> _Activity_
How many lines in the material below contain the string "user"? Answer with the number alone.
##### Records for the task
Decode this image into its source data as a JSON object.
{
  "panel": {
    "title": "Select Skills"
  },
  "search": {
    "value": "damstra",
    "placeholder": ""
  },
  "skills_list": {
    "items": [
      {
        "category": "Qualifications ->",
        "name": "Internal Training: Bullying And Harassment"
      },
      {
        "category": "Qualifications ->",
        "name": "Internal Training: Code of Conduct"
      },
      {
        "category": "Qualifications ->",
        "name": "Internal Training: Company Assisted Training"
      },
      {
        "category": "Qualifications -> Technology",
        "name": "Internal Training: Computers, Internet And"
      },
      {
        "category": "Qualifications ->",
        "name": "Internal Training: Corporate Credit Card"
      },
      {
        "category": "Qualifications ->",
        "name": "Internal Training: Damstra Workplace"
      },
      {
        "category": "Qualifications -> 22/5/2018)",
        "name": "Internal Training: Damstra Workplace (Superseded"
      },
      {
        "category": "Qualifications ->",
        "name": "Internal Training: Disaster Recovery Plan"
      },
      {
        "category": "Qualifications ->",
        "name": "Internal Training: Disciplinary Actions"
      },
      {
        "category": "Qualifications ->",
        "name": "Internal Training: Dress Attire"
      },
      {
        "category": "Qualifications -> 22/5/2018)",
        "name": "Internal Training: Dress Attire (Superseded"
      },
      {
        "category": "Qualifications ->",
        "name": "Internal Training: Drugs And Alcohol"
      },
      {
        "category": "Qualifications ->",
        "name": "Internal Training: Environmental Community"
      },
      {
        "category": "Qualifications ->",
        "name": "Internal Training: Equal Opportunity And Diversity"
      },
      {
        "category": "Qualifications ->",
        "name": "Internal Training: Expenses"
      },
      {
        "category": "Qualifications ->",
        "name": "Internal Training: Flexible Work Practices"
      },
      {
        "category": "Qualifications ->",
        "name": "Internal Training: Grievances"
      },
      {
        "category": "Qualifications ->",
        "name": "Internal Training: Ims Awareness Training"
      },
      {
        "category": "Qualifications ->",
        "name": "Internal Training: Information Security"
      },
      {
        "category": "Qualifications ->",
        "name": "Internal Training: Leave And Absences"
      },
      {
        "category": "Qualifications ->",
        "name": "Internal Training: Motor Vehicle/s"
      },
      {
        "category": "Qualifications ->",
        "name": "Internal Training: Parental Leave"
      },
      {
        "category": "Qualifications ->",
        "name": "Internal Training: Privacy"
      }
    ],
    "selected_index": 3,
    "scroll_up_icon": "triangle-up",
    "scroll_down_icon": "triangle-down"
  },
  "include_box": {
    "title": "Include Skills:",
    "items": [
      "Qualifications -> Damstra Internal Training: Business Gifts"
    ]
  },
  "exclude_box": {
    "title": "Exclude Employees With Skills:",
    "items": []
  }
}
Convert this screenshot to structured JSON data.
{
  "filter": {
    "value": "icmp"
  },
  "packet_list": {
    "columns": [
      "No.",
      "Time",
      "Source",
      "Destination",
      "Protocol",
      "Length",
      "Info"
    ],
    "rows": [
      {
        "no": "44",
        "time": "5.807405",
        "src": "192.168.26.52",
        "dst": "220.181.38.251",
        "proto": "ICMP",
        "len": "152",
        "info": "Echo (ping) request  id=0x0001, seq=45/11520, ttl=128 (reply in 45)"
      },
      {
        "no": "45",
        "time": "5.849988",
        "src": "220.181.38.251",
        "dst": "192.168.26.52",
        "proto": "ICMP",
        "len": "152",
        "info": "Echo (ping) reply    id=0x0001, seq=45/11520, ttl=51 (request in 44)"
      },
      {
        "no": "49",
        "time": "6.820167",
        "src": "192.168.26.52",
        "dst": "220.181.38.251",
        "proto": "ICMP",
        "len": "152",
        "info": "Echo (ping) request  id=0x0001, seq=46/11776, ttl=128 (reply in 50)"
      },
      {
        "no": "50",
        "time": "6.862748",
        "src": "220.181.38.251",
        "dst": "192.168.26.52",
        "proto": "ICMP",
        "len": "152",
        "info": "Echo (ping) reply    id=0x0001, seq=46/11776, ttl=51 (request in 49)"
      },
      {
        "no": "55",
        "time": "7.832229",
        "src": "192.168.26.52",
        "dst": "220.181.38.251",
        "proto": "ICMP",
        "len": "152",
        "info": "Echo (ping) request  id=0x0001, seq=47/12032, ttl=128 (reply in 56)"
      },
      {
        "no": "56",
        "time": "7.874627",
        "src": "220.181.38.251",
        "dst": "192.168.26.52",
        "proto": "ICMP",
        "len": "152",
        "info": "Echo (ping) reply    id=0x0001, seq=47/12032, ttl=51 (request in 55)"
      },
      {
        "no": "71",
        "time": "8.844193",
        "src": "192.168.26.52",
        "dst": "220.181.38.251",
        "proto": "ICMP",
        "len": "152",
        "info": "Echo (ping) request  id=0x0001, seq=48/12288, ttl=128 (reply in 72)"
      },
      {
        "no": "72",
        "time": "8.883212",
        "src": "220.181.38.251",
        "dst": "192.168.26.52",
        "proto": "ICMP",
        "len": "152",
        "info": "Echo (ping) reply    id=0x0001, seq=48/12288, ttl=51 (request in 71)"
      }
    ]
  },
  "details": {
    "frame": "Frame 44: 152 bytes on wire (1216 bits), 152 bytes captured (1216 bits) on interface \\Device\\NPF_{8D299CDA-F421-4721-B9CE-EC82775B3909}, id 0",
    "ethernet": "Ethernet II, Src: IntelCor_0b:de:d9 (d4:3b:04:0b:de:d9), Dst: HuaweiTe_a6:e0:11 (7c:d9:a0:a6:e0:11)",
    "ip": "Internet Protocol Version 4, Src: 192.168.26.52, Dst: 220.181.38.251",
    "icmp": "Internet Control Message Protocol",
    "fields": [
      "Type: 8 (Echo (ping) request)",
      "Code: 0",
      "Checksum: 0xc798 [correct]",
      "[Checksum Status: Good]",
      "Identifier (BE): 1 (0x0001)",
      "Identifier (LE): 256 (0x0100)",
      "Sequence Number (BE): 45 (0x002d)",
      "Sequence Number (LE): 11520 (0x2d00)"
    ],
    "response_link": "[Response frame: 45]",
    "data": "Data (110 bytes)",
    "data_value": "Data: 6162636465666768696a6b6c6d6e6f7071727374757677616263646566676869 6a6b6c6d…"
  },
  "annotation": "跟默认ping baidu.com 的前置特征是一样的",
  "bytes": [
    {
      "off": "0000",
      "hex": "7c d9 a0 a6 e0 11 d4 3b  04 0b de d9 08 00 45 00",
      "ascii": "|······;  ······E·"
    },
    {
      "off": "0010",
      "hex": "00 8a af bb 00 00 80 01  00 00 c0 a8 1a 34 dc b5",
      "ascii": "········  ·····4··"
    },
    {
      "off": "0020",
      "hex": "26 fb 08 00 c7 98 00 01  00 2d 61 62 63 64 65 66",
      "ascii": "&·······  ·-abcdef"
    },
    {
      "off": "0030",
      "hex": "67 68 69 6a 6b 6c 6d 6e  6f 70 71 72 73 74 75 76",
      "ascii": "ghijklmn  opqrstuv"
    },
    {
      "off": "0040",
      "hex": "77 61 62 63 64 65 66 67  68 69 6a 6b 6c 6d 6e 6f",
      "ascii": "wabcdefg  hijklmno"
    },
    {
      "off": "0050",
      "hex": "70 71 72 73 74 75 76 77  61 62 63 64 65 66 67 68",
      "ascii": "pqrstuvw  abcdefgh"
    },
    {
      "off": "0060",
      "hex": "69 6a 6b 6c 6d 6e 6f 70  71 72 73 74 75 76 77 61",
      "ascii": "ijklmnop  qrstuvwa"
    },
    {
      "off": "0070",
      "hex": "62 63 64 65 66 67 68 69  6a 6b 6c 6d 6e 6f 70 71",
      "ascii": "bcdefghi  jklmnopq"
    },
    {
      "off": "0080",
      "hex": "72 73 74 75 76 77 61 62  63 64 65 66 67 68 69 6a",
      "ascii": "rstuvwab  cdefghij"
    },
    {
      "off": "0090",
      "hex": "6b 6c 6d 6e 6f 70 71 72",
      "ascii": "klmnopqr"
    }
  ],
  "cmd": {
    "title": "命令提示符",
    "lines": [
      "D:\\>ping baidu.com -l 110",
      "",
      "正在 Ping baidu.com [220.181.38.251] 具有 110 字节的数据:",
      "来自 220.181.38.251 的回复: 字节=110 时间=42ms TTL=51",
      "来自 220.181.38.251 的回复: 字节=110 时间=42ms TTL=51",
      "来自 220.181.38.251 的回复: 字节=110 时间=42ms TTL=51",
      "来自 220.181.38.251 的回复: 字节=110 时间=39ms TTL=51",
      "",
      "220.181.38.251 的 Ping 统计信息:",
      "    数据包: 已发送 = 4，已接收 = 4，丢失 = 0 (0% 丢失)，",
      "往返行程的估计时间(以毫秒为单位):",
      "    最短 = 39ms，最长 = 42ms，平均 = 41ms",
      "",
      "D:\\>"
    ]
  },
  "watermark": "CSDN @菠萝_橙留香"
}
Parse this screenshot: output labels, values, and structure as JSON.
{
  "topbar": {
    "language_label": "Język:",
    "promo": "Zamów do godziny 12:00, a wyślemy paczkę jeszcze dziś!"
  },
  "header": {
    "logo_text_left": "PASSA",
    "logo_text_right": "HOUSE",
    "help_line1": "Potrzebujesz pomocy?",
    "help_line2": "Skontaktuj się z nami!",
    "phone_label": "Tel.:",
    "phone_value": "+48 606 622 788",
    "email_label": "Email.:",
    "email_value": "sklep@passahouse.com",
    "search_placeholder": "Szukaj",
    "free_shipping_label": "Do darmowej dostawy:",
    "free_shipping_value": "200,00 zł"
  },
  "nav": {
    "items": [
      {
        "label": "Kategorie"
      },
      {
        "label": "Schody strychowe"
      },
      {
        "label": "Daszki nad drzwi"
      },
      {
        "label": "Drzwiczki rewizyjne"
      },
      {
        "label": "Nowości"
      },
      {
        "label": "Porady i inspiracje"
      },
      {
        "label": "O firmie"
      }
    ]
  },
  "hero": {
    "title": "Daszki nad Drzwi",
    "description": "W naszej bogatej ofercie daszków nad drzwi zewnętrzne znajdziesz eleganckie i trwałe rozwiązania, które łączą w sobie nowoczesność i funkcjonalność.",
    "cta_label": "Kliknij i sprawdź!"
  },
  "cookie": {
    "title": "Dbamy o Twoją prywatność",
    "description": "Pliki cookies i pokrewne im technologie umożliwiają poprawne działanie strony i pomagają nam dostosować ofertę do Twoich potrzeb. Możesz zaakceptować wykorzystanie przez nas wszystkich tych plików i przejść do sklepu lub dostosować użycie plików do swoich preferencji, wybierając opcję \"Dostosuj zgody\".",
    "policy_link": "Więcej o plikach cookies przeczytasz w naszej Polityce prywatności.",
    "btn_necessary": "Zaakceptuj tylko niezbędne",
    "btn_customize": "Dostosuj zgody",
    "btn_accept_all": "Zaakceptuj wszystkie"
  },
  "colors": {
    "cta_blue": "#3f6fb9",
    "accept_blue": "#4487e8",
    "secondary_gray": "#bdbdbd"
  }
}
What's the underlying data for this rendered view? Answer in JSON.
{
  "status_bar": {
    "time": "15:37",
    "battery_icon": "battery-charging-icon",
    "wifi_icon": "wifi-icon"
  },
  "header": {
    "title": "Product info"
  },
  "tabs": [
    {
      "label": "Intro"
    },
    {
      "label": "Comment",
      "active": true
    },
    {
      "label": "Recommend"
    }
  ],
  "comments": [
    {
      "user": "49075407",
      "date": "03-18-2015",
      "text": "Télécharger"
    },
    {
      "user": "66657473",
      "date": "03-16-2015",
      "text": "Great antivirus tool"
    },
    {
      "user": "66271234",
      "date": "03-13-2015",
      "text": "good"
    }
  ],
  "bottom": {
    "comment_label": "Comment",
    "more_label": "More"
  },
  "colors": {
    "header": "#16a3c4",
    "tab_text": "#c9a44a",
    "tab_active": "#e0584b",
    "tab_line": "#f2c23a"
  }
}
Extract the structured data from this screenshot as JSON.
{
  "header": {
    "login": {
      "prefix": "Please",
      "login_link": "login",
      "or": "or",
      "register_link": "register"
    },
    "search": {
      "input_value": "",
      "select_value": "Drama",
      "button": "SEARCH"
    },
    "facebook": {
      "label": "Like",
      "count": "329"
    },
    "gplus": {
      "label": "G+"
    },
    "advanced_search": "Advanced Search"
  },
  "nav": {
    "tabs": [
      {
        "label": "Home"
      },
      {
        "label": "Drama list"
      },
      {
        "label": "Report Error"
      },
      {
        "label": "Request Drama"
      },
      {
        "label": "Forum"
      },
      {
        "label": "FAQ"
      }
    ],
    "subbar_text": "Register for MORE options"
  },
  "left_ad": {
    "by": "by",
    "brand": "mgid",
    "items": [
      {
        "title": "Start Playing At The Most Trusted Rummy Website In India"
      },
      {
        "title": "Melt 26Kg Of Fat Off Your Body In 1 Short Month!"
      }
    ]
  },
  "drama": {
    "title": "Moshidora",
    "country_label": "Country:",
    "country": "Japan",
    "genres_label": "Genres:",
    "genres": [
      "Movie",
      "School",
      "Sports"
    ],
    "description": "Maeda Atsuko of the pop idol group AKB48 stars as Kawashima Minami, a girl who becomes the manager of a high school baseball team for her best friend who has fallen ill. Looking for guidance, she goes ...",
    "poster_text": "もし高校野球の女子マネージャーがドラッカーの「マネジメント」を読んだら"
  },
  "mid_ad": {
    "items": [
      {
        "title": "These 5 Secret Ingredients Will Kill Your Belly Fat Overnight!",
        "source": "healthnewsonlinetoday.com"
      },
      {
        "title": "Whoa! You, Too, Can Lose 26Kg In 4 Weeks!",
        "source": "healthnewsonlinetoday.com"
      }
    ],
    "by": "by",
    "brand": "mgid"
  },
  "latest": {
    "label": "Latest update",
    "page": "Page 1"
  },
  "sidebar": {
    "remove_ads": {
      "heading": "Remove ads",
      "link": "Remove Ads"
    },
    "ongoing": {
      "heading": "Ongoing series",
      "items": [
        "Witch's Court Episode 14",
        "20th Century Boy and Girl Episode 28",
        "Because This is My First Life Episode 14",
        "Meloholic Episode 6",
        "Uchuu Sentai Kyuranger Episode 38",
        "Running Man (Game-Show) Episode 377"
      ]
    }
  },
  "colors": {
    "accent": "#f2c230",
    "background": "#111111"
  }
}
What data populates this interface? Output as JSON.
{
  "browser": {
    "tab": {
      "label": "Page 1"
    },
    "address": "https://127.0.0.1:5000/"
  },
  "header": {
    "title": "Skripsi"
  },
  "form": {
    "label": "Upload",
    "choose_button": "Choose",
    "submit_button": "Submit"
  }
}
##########
> _Solved exercise_
3